### What you need to do
Only a number is expected: how many lines in the entries that follow contain the word "actions"?

### Listed entries
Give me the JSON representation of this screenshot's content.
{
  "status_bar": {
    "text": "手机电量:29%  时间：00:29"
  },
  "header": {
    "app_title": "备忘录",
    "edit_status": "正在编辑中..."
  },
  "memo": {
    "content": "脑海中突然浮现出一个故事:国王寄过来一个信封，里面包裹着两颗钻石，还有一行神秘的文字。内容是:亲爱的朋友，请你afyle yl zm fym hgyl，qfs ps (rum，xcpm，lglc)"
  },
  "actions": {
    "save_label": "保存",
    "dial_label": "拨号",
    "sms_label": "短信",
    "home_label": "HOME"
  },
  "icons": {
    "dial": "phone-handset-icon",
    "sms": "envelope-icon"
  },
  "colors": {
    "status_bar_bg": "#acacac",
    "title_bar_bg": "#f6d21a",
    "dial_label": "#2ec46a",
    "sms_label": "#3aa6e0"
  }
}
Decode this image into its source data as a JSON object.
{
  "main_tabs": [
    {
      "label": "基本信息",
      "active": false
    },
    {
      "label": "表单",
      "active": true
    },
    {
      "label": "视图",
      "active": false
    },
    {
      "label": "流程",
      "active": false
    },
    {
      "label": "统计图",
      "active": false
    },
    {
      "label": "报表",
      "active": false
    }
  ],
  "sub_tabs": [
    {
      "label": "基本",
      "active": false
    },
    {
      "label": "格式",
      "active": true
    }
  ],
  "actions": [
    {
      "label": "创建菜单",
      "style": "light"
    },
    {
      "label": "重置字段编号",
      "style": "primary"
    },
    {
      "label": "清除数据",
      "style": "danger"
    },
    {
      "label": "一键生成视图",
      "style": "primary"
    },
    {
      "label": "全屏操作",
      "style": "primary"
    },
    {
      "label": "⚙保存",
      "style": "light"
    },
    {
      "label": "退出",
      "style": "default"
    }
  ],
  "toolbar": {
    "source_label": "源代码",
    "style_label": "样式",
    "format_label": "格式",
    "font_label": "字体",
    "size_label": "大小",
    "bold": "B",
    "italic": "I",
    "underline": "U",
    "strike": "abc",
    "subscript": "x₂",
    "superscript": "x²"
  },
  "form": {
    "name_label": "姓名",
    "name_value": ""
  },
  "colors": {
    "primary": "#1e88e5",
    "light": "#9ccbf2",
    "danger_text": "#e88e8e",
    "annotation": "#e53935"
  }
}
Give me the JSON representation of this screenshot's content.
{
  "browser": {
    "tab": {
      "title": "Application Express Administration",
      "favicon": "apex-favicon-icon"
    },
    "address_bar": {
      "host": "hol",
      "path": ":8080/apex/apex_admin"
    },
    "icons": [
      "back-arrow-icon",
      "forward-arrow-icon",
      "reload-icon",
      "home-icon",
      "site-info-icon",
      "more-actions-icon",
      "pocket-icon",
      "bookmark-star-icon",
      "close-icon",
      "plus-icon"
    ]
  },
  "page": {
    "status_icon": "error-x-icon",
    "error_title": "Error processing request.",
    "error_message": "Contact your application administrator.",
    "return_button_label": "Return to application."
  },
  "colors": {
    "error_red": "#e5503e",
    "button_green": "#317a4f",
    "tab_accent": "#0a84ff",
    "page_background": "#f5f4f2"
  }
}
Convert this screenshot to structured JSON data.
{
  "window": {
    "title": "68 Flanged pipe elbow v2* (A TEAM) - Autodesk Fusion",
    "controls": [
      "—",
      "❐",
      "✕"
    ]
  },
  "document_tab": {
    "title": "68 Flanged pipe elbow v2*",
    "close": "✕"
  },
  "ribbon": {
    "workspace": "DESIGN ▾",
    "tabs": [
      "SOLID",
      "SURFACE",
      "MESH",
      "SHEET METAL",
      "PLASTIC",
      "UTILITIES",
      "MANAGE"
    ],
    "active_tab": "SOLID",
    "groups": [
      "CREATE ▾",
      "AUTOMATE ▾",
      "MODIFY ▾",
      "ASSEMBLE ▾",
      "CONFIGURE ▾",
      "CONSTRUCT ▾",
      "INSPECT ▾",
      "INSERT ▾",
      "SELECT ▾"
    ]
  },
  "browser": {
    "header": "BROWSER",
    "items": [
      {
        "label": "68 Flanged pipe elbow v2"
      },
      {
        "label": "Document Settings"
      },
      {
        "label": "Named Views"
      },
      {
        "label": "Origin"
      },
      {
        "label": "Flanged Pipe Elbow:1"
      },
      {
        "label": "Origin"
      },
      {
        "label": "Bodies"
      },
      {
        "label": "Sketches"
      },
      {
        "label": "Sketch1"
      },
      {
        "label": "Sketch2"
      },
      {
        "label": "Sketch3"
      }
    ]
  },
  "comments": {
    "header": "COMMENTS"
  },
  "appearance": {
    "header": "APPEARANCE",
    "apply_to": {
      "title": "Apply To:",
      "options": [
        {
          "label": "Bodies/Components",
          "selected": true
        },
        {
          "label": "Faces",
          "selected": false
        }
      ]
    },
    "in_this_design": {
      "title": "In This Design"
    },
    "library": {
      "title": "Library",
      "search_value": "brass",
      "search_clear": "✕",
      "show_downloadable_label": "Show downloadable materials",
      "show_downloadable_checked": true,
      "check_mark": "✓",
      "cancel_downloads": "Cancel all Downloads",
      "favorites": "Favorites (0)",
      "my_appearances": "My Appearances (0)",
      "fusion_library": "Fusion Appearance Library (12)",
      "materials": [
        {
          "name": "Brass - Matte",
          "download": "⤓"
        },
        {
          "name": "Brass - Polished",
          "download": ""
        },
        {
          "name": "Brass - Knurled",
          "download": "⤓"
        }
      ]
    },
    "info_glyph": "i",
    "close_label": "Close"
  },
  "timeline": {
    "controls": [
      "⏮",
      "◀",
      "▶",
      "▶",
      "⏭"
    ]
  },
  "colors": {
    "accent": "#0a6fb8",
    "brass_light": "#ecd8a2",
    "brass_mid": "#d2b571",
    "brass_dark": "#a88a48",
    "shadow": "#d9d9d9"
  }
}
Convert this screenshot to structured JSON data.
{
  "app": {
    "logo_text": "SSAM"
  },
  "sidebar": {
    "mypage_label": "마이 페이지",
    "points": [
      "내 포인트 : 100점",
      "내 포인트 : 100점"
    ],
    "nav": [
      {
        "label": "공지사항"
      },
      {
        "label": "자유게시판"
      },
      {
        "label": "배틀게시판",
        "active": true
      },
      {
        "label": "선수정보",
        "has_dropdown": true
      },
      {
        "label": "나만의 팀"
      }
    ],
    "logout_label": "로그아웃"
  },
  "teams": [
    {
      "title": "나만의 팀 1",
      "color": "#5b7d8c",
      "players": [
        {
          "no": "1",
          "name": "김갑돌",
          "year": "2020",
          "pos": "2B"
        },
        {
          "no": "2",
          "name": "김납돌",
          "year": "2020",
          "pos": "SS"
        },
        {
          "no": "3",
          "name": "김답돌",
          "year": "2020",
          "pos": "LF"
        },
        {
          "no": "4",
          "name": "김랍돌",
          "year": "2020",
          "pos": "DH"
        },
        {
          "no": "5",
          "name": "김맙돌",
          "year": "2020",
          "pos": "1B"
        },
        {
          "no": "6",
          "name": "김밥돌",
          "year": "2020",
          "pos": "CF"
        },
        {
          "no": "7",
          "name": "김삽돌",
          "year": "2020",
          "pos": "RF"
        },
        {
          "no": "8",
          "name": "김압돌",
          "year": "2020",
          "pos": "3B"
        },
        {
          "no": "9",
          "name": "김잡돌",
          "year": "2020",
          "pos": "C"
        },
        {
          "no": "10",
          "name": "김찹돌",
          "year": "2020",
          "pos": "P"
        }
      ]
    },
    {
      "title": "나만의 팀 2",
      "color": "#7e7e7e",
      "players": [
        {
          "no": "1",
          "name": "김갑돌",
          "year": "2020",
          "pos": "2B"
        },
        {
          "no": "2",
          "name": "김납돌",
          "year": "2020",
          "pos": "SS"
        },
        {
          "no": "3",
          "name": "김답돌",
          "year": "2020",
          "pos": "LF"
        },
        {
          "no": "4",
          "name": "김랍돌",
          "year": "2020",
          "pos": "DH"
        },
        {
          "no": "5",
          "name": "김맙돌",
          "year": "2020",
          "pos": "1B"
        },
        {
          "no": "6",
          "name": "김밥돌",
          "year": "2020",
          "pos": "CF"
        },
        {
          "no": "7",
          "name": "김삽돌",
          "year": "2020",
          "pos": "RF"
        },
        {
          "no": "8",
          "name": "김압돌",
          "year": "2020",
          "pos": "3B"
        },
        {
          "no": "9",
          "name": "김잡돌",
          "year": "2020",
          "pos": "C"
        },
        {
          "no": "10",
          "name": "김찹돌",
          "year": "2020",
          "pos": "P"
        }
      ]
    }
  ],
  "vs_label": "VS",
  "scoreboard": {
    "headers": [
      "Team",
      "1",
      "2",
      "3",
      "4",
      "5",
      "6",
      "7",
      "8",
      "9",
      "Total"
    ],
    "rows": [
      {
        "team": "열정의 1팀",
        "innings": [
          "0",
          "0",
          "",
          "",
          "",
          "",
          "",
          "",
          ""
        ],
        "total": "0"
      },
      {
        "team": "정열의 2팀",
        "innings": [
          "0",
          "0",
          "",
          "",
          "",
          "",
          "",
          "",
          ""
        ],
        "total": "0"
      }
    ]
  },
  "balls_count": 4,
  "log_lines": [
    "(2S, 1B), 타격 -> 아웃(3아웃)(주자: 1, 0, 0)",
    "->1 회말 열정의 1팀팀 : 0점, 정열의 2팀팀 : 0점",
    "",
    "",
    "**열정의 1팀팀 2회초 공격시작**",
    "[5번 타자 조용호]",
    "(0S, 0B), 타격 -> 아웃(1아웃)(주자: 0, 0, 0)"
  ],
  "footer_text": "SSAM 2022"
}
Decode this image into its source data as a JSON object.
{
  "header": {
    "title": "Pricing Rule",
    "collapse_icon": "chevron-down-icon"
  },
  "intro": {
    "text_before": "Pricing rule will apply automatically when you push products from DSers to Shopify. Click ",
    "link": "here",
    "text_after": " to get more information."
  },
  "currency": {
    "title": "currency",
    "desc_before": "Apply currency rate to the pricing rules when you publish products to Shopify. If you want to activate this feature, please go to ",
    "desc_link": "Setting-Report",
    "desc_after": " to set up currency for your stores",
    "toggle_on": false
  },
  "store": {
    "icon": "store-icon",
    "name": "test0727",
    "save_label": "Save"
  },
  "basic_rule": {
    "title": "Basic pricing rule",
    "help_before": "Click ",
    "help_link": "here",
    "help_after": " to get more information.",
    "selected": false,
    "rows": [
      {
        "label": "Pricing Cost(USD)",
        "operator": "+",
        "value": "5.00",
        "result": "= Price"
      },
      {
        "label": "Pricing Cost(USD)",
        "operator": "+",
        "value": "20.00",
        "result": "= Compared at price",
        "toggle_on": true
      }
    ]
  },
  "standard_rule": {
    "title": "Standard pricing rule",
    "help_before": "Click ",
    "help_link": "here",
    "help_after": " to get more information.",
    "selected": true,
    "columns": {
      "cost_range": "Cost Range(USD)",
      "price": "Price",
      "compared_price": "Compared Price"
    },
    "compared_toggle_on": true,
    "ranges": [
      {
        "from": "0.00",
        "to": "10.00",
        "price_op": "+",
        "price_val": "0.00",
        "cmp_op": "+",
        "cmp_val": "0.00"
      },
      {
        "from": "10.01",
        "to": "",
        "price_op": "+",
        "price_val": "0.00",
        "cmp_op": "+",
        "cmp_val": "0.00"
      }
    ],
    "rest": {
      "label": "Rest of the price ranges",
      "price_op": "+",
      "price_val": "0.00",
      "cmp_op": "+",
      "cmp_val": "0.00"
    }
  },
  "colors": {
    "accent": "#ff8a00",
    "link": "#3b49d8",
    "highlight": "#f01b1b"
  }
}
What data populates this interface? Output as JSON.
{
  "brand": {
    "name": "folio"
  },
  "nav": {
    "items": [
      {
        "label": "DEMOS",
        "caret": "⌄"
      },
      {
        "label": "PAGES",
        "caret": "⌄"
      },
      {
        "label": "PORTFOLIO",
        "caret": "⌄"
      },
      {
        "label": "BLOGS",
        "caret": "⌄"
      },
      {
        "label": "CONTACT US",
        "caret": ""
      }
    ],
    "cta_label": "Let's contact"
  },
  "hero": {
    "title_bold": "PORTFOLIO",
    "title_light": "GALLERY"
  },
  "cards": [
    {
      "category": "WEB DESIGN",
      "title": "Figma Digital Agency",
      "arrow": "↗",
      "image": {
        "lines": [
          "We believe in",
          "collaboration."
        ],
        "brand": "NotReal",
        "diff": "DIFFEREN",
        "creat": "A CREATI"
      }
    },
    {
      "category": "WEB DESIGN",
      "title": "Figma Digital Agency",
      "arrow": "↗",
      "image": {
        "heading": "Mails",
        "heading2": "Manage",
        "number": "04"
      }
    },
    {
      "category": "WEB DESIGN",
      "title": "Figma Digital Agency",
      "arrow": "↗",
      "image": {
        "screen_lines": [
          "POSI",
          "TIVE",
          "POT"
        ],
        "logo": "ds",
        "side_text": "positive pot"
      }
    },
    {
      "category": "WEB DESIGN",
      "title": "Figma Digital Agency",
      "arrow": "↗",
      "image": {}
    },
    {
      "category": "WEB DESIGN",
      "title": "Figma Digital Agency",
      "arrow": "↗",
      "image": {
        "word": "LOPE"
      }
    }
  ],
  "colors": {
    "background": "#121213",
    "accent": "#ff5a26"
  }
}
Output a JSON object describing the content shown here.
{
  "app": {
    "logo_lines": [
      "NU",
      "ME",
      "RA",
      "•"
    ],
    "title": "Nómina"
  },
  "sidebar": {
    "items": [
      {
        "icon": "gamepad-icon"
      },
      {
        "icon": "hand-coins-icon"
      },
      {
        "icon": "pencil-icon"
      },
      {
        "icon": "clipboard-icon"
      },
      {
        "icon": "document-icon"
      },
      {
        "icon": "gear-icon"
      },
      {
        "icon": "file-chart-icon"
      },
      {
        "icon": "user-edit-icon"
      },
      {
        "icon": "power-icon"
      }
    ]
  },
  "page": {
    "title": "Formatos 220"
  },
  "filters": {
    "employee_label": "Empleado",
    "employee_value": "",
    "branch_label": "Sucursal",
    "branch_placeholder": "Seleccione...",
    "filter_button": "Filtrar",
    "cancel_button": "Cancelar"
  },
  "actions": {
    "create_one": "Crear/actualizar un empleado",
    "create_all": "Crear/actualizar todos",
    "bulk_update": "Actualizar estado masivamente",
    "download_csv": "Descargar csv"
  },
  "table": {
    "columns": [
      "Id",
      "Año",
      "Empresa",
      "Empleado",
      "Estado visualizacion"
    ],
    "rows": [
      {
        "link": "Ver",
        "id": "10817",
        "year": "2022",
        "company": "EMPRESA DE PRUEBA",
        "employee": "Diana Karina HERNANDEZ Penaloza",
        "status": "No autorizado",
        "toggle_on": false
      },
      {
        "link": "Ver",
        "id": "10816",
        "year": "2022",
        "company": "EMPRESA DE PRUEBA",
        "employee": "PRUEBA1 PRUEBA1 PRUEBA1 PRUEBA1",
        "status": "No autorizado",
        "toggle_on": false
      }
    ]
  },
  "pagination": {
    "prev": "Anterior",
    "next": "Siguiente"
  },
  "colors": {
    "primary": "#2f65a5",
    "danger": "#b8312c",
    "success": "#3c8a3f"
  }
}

### Solution to this exercise
4